Speaking for the first time in more than five years, Lynda’s sister Rebecca Eastwood said: “I haven’t spoken for so long because I hate thinking about him. But every woman and child needs to know Pitchfork is at large.
“He could be living on your street or near your school. There’s a monster in our midst ‑ no one is truly safe.
“He will kill again. And I don’t want anyone else to go through the pain our family has.
“The Parole Board says it is safe ‑ but they can’t be 100 percent certain. You can slap all the restrictions you like on him. But he’s a clever man, a manipulator. He is a monster who will never change his ways.”
Pitchfork, already known to police as a serial flasher, dropped off his wife at an evening class before chancing on Lynda on a path near her home in Narborough, Leics, in November 1983.
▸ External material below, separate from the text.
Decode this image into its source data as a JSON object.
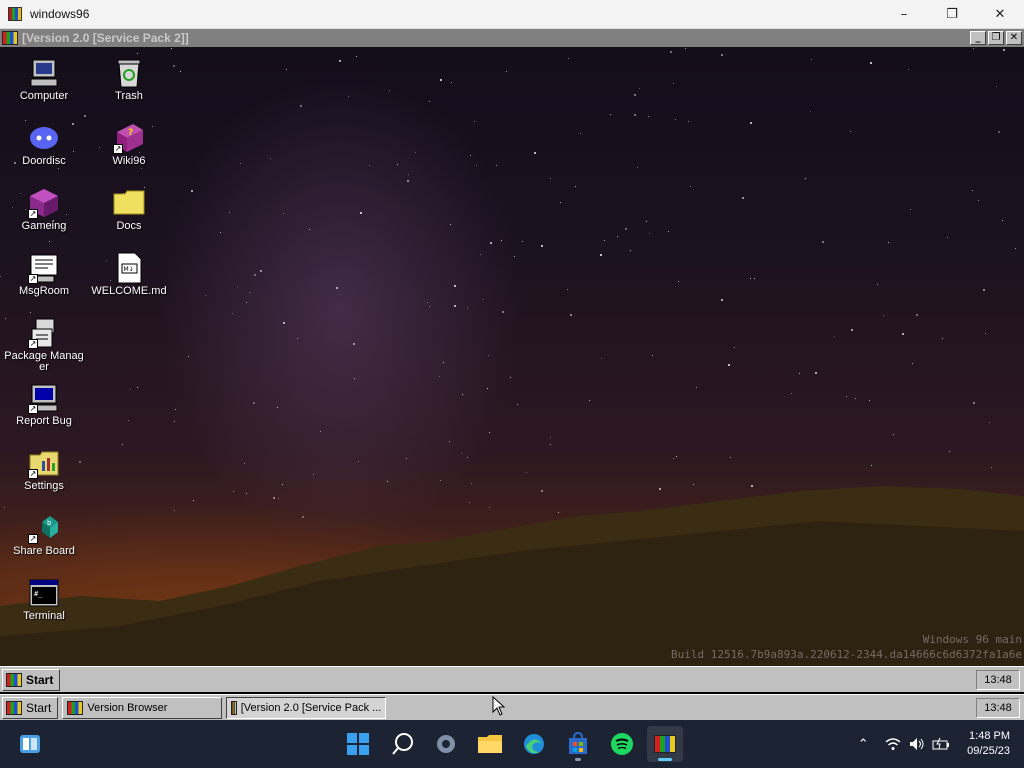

As his son slept in a carrycot, he raped and murdered the teenager.
When asked why he strangled her, he reportedly said: “Because she was screaming.”
In 1986, Pitchfork struck again ‑ raping and strangling Dawn, 15, on another stretch of the same footpath.
He was the first person to be snared by DNA evidence and jailed for life in 1988 after admitting the murders. A judge ordered him to serve at least 30 years ‑ reduced to 28 on appeal.
Pitchfork ‑ who now goes by the name of David Thorpe ‑ was denied parole in 2016 and 2018 after being branded a danger to the public.
But the former baker was given the green light for release in June. Last week, he tasted freedom for the first time in 34 years after being freed from HMP Leyhill in Gloucestershire.
Rebecca, 40, who lives in Liverpool, said it left her “numb”. She added: “I’ve not slept a wink. They’ve told me he’s under lots of restrictions but they won’t tell me which part of the country he’s gone to. It’s terrifying to think he could be nearby. It’s the not knowing that is the worst.”
A last-minute bid by the Government to keep Pitchfork caged failed when the High Court refused to overturn the Parole Board decision.
Rebecca wants to see the system overhauled and fears the impact it is having on her daughter Emma, eight.
She said: “The whole process is too secretive. Because of what happened to Lynda, I’m petrified when it comes to Emma. If I go anywhere, I don’t let go of her. I will always be looking behind me.”